--- Supplied records ---

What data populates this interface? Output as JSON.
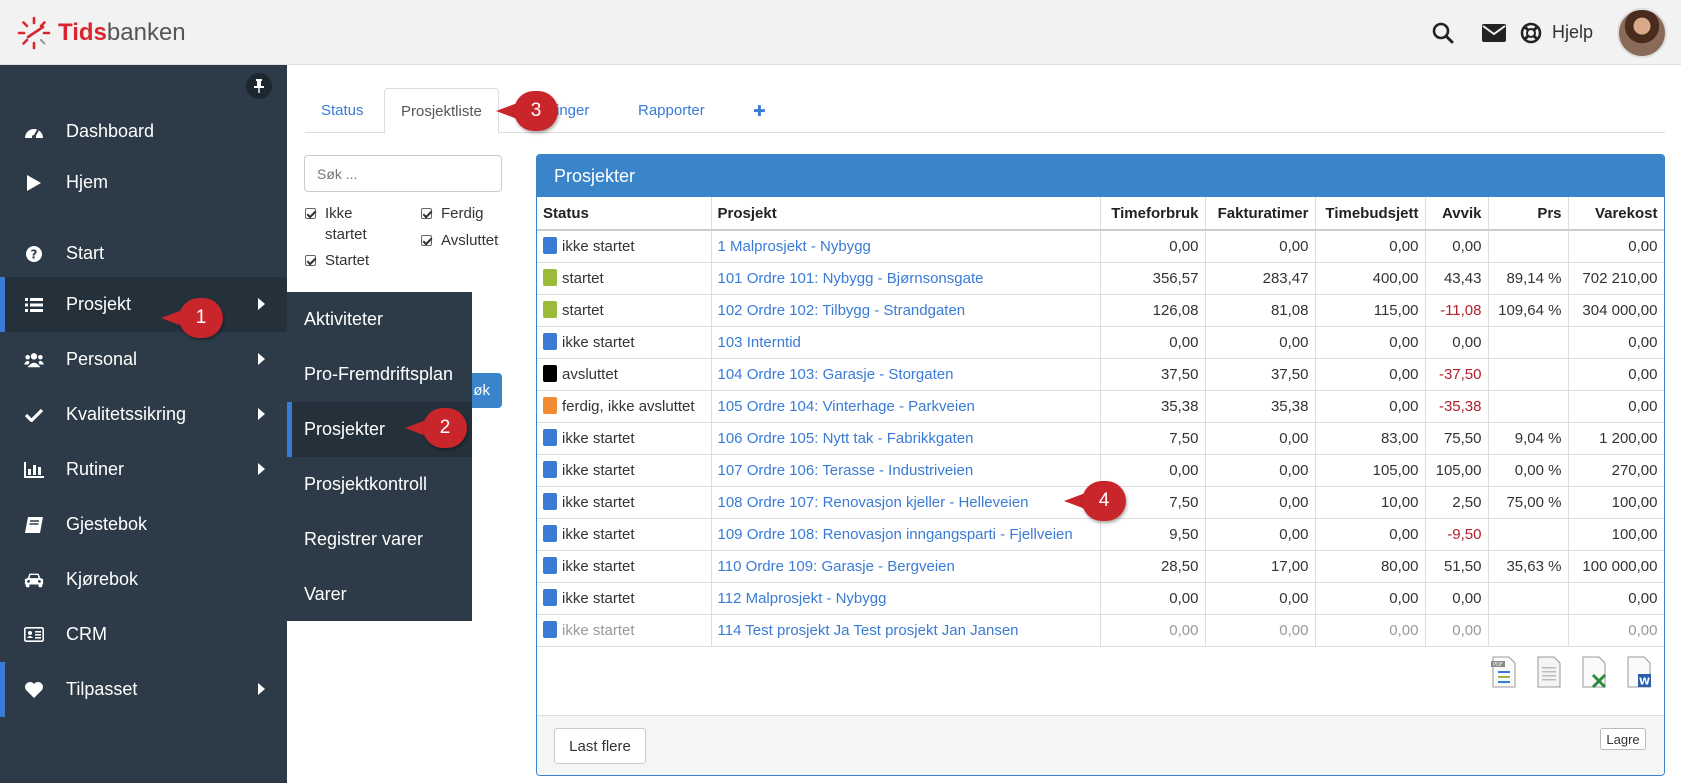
{
  "brand": {
    "name_part1": "Tids",
    "name_part2": "banken"
  },
  "header": {
    "help_label": "Hjelp"
  },
  "sidebar": {
    "items": [
      {
        "label": "Dashboard",
        "icon": "dashboard-icon"
      },
      {
        "label": "Hjem",
        "icon": "play-icon"
      },
      {
        "label": "Start",
        "icon": "question-icon"
      },
      {
        "label": "Prosjekt",
        "icon": "list-icon"
      },
      {
        "label": "Personal",
        "icon": "users-icon"
      },
      {
        "label": "Kvalitetssikring",
        "icon": "check-icon"
      },
      {
        "label": "Rutiner",
        "icon": "bar-chart-icon"
      },
      {
        "label": "Gjestebok",
        "icon": "book-icon"
      },
      {
        "label": "Kjørebok",
        "icon": "car-icon"
      },
      {
        "label": "CRM",
        "icon": "id-card-icon"
      },
      {
        "label": "Tilpasset",
        "icon": "heart-icon"
      }
    ]
  },
  "submenu": {
    "items": [
      "Aktiviteter",
      "Pro-Fremdriftsplan",
      "Prosjekter",
      "Prosjektkontroll",
      "Registrer varer",
      "Varer"
    ]
  },
  "callouts": [
    "1",
    "2",
    "3",
    "4"
  ],
  "tabs": [
    "Status",
    "Prosjektliste",
    "illinger",
    "Rapporter",
    "✚"
  ],
  "filter": {
    "search_placeholder": "Søk ...",
    "cb_ikke_startet": "Ikke startet",
    "cb_startet": "Startet",
    "cb_ferdig": "Ferdig",
    "cb_avsluttet": "Avsluttet",
    "search_button": "øk"
  },
  "panel": {
    "title": "Prosjekter",
    "columns": [
      "Status",
      "Prosjekt",
      "Timeforbruk",
      "Fakturatimer",
      "Timebudsjett",
      "Avvik",
      "Prs",
      "Varekost"
    ],
    "rows": [
      {
        "color": "#3a7bd5",
        "status": "ikke startet",
        "project": "1 Malprosjekt - Nybygg",
        "timeforbruk": "0,00",
        "fakturatimer": "0,00",
        "timebudsjett": "0,00",
        "avvik": "0,00",
        "prs": "",
        "varekost": "0,00"
      },
      {
        "color": "#9bbb3b",
        "status": "startet",
        "project": "101 Ordre 101: Nybygg - Bjørnsonsgate",
        "timeforbruk": "356,57",
        "fakturatimer": "283,47",
        "timebudsjett": "400,00",
        "avvik": "43,43",
        "prs": "89,14 %",
        "varekost": "702 210,00"
      },
      {
        "color": "#9bbb3b",
        "status": "startet",
        "project": "102 Ordre 102: Tilbygg - Strandgaten",
        "timeforbruk": "126,08",
        "fakturatimer": "81,08",
        "timebudsjett": "115,00",
        "avvik": "-11,08",
        "prs": "109,64 %",
        "varekost": "304 000,00"
      },
      {
        "color": "#3a7bd5",
        "status": "ikke startet",
        "project": "103 Interntid",
        "timeforbruk": "0,00",
        "fakturatimer": "0,00",
        "timebudsjett": "0,00",
        "avvik": "0,00",
        "prs": "",
        "varekost": "0,00"
      },
      {
        "color": "#000000",
        "status": "avsluttet",
        "project": "104 Ordre 103: Garasje - Storgaten",
        "timeforbruk": "37,50",
        "fakturatimer": "37,50",
        "timebudsjett": "0,00",
        "avvik": "-37,50",
        "prs": "",
        "varekost": "0,00"
      },
      {
        "color": "#f08a33",
        "status": "ferdig, ikke avsluttet",
        "project": "105 Ordre 104: Vinterhage - Parkveien",
        "timeforbruk": "35,38",
        "fakturatimer": "35,38",
        "timebudsjett": "0,00",
        "avvik": "-35,38",
        "prs": "",
        "varekost": "0,00"
      },
      {
        "color": "#3a7bd5",
        "status": "ikke startet",
        "project": "106 Ordre 105: Nytt tak - Fabrikkgaten",
        "timeforbruk": "7,50",
        "fakturatimer": "0,00",
        "timebudsjett": "83,00",
        "avvik": "75,50",
        "prs": "9,04 %",
        "varekost": "1 200,00"
      },
      {
        "color": "#3a7bd5",
        "status": "ikke startet",
        "project": "107 Ordre 106: Terasse - Industriveien",
        "timeforbruk": "0,00",
        "fakturatimer": "0,00",
        "timebudsjett": "105,00",
        "avvik": "105,00",
        "prs": "0,00 %",
        "varekost": "270,00"
      },
      {
        "color": "#3a7bd5",
        "status": "ikke startet",
        "project": "108 Ordre 107: Renovasjon kjeller - Helleveien",
        "timeforbruk": "7,50",
        "fakturatimer": "0,00",
        "timebudsjett": "10,00",
        "avvik": "2,50",
        "prs": "75,00 %",
        "varekost": "100,00"
      },
      {
        "color": "#3a7bd5",
        "status": "ikke startet",
        "project": "109 Ordre 108: Renovasjon inngangsparti - Fjellveien",
        "timeforbruk": "9,50",
        "fakturatimer": "0,00",
        "timebudsjett": "0,00",
        "avvik": "-9,50",
        "prs": "",
        "varekost": "100,00"
      },
      {
        "color": "#3a7bd5",
        "status": "ikke startet",
        "project": "110 Ordre 109: Garasje - Bergveien",
        "timeforbruk": "28,50",
        "fakturatimer": "17,00",
        "timebudsjett": "80,00",
        "avvik": "51,50",
        "prs": "35,63 %",
        "varekost": "100 000,00"
      },
      {
        "color": "#3a7bd5",
        "status": "ikke startet",
        "project": "112 Malprosjekt - Nybygg",
        "timeforbruk": "0,00",
        "fakturatimer": "0,00",
        "timebudsjett": "0,00",
        "avvik": "0,00",
        "prs": "",
        "varekost": "0,00"
      },
      {
        "color": "#3a7bd5",
        "status": "ikke startet",
        "project": "114 Test prosjekt Ja Test prosjekt Jan Jansen",
        "timeforbruk": "0,00",
        "fakturatimer": "0,00",
        "timebudsjett": "0,00",
        "avvik": "0,00",
        "prs": "",
        "varekost": "0,00"
      }
    ],
    "export_icons": [
      "pdf-export-icon",
      "print-icon",
      "excel-export-icon",
      "word-export-icon"
    ],
    "load_more": "Last flere",
    "save": "Lagre"
  }
}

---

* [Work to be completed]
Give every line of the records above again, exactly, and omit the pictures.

* [Solution]
What data populates this interface? Output as JSON.
{
  "brand": {
    "name_part1": "Tids",
    "name_part2": "banken"
  },
  "header": {
    "help_label": "Hjelp"
  },
  "sidebar": {
    "items": [
      {
        "label": "Dashboard",
        "icon": "dashboard-icon"
      },
      {
        "label": "Hjem",
        "icon": "play-icon"
      },
      {
        "label": "Start",
        "icon": "question-icon"
      },
      {
        "label": "Prosjekt",
        "icon": "list-icon"
      },
      {
        "label": "Personal",
        "icon": "users-icon"
      },
      {
        "label": "Kvalitetssikring",
        "icon": "check-icon"
      },
      {
        "label": "Rutiner",
        "icon": "bar-chart-icon"
      },
      {
        "label": "Gjestebok",
        "icon": "book-icon"
      },
      {
        "label": "Kjørebok",
        "icon": "car-icon"
      },
      {
        "label": "CRM",
        "icon": "id-card-icon"
      },
      {
        "label": "Tilpasset",
        "icon": "heart-icon"
      }
    ]
  },
  "submenu": {
    "items": [
      "Aktiviteter",
      "Pro-Fremdriftsplan",
      "Prosjekter",
      "Prosjektkontroll",
      "Registrer varer",
      "Varer"
    ]
  },
  "callouts": [
    "1",
    "2",
    "3",
    "4"
  ],
  "tabs": [
    "Status",
    "Prosjektliste",
    "illinger",
    "Rapporter",
    "✚"
  ],
  "filter": {
    "search_placeholder": "Søk ...",
    "cb_ikke_startet": "Ikke startet",
    "cb_startet": "Startet",
    "cb_ferdig": "Ferdig",
    "cb_avsluttet": "Avsluttet",
    "search_button": "øk"
  },
  "panel": {
    "title": "Prosjekter",
    "columns": [
      "Status",
      "Prosjekt",
      "Timeforbruk",
      "Fakturatimer",
      "Timebudsjett",
      "Avvik",
      "Prs",
      "Varekost"
    ],
    "rows": [
      {
        "color": "#3a7bd5",
        "status": "ikke startet",
        "project": "1 Malprosjekt - Nybygg",
        "timeforbruk": "0,00",
        "fakturatimer": "0,00",
        "timebudsjett": "0,00",
        "avvik": "0,00",
        "prs": "",
        "varekost": "0,00"
      },
      {
        "color": "#9bbb3b",
        "status": "startet",
        "project": "101 Ordre 101: Nybygg - Bjørnsonsgate",
        "timeforbruk": "356,57",
        "fakturatimer": "283,47",
        "timebudsjett": "400,00",
        "avvik": "43,43",
        "prs": "89,14 %",
        "varekost": "702 210,00"
      },
      {
        "color": "#9bbb3b",
        "status": "startet",
        "project": "102 Ordre 102: Tilbygg - Strandgaten",
        "timeforbruk": "126,08",
        "fakturatimer": "81,08",
        "timebudsjett": "115,00",
        "avvik": "-11,08",
        "prs": "109,64 %",
        "varekost": "304 000,00"
      },
      {
        "color": "#3a7bd5",
        "status": "ikke startet",
        "project": "103 Interntid",
        "timeforbruk": "0,00",
        "fakturatimer": "0,00",
        "timebudsjett": "0,00",
        "avvik": "0,00",
        "prs": "",
        "varekost": "0,00"
      },
      {
        "color": "#000000",
        "status": "avsluttet",
        "project": "104 Ordre 103: Garasje - Storgaten",
        "timeforbruk": "37,50",
        "fakturatimer": "37,50",
        "timebudsjett": "0,00",
        "avvik": "-37,50",
        "prs": "",
        "varekost": "0,00"
      },
      {
        "color": "#f08a33",
        "status": "ferdig, ikke avsluttet",
        "project": "105 Ordre 104: Vinterhage - Parkveien",
        "timeforbruk": "35,38",
        "fakturatimer": "35,38",
        "timebudsjett": "0,00",
        "avvik": "-35,38",
        "prs": "",
        "varekost": "0,00"
      },
      {
        "color": "#3a7bd5",
        "status": "ikke startet",
        "project": "106 Ordre 105: Nytt tak - Fabrikkgaten",
        "timeforbruk": "7,50",
        "fakturatimer": "0,00",
        "timebudsjett": "83,00",
        "avvik": "75,50",
        "prs": "9,04 %",
        "varekost": "1 200,00"
      },
      {
        "color": "#3a7bd5",
        "status": "ikke startet",
        "project": "107 Ordre 106: Terasse - Industriveien",
        "timeforbruk": "0,00",
        "fakturatimer": "0,00",
        "timebudsjett": "105,00",
        "avvik": "105,00",
        "prs": "0,00 %",
        "varekost": "270,00"
      },
      {
        "color": "#3a7bd5",
        "status": "ikke startet",
        "project": "108 Ordre 107: Renovasjon kjeller - Helleveien",
        "timeforbruk": "7,50",
        "fakturatimer": "0,00",
        "timebudsjett": "10,00",
        "avvik": "2,50",
        "prs": "75,00 %",
        "varekost": "100,00"
      },
      {
        "color": "#3a7bd5",
        "status": "ikke startet",
        "project": "109 Ordre 108: Renovasjon inngangsparti - Fjellveien",
        "timeforbruk": "9,50",
        "fakturatimer": "0,00",
        "timebudsjett": "0,00",
        "avvik": "-9,50",
        "prs": "",
        "varekost": "100,00"
      },
      {
        "color": "#3a7bd5",
        "status": "ikke startet",
        "project": "110 Ordre 109: Garasje - Bergveien",
        "timeforbruk": "28,50",
        "fakturatimer": "17,00",
        "timebudsjett": "80,00",
        "avvik": "51,50",
        "prs": "35,63 %",
        "varekost": "100 000,00"
      },
      {
        "color": "#3a7bd5",
        "status": "ikke startet",
        "project": "112 Malprosjekt - Nybygg",
        "timeforbruk": "0,00",
        "fakturatimer": "0,00",
        "timebudsjett": "0,00",
        "avvik": "0,00",
        "prs": "",
        "varekost": "0,00"
      },
      {
        "color": "#3a7bd5",
        "status": "ikke startet",
        "project": "114 Test prosjekt Ja Test prosjekt Jan Jansen",
        "timeforbruk": "0,00",
        "fakturatimer": "0,00",
        "timebudsjett": "0,00",
        "avvik": "0,00",
        "prs": "",
        "varekost": "0,00"
      }
    ],
    "export_icons": [
      "pdf-export-icon",
      "print-icon",
      "excel-export-icon",
      "word-export-icon"
    ],
    "load_more": "Last flere",
    "save": "Lagre"
  }
}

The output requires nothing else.